mandate that we defer to properly informed strategic
decisions by trial counsel, no reasonable jurist could debate
the district court's rejection of Defendant's second
and third ineffective-assistance claims. The overall defense
strategy explains the decision not to call witnesses
identified by Defendant or to seek a handwriting expert to
challenge whether Defendant signed the threatening letters;
and it also explains why defense counsel cross-examined the
witnesses he did: questioning those able to discuss
Defendant's intent and not questioning those who would be
unable to advance the strategy.
fourth claim-that his counsel refused to allow him to
testify- requires some additional discussion. A criminal
defendant has the constitutional right to testify in his own
defense. See Cannon v. Mullin, 383 F.3d 1152, 1171
(10th Cir. 2004). This prerogative is the defendant's
alone, and "counsel lacks authority to prevent a
defendant from testifying in his own defense, even when doing
so is suicidal trial strategy." Id. Thus, if
Defendant's factual allegation is true and his attorney
prevented him from testifying at trial, then the
attorney's performance was deficient. But Defendant must
still satisfy the prejudice prong of the Strickland
test. See Cannon v. Trammell, 796 F.3d 1256, 1275
(10th Cir. 2015) (holding that there was no prejudice in
preventing defendant from testifying because "the
inconsistences between the record evidence, including his
recorded statement, and his evidentiary hearing testimony
support a conclusion that Cannon would not have advanced his
cause by testifying at trial"). Defendant argued below
and in this court that he wished to testify, not regarding
his intent, but to show that circumstances made it impossible
for him to have written or mailed the threatening letters.
This would have been a futile venture. This claim fails on
the prejudice prong because the failure to call Defendant as
a witness does not come close to undermining confidence in
the outcome of the trial. See Strickland, 466 U.S.
no reasonable jurist could debate that the district court

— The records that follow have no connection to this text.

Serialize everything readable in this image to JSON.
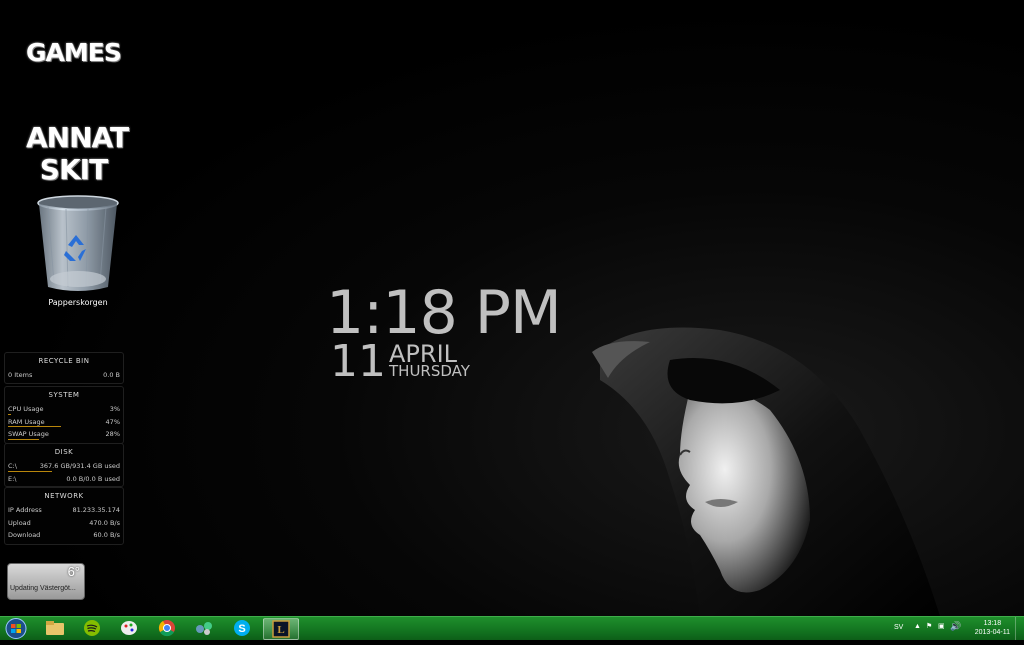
{
  "desktop": {
    "icons": {
      "games_label": "GAMES",
      "annat_line1": "ANNAT",
      "annat_line2": "SKIT",
      "recycle_bin_label": "Papperskorgen"
    },
    "clock": {
      "time": "1:18 PM",
      "day": "11",
      "month": "APRIL",
      "weekday": "THURSDAY"
    }
  },
  "monitor": {
    "recycle_bin": {
      "title": "RECYCLE BIN",
      "items_label": "0 Items",
      "size": "0.0 B"
    },
    "system": {
      "title": "SYSTEM",
      "cpu_label": "CPU Usage",
      "cpu_value": "3%",
      "cpu_fraction": 0.03,
      "ram_label": "RAM Usage",
      "ram_value": "47%",
      "ram_fraction": 0.47,
      "swap_label": "SWAP Usage",
      "swap_value": "28%",
      "swap_fraction": 0.28
    },
    "disk": {
      "title": "DISK",
      "c_label": "C:\\",
      "c_value": "367.6 GB/931.4 GB used",
      "c_fraction": 0.39,
      "e_label": "E:\\",
      "e_value": "0.0 B/0.0 B used",
      "e_fraction": 0.0
    },
    "network": {
      "title": "NETWORK",
      "ip_label": "IP Address",
      "ip_value": "81.233.35.174",
      "upload_label": "Upload",
      "upload_value": "470.0 B/s",
      "download_label": "Download",
      "download_value": "60.0 B/s"
    }
  },
  "weather": {
    "temperature": "6°",
    "status": "Updating Västergöt..."
  },
  "taskbar": {
    "pinned": [
      "start-orb-icon",
      "file-explorer-icon",
      "spotify-icon",
      "paint-icon",
      "chrome-icon",
      "network-app-icon",
      "skype-icon",
      "league-of-legends-icon"
    ],
    "active_index": 7,
    "tray": {
      "language": "SV",
      "time": "13:18",
      "date": "2013-04-11"
    }
  },
  "colors": {
    "taskbar_green": "#137420",
    "usage_bar": "#b8860b",
    "clock_text": "#c0c0c0"
  }
}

properly rejected Defendant's ineffective-assistance
claims. Finally, we see no abuse of discretion in the
district court's denial of Defendant's request for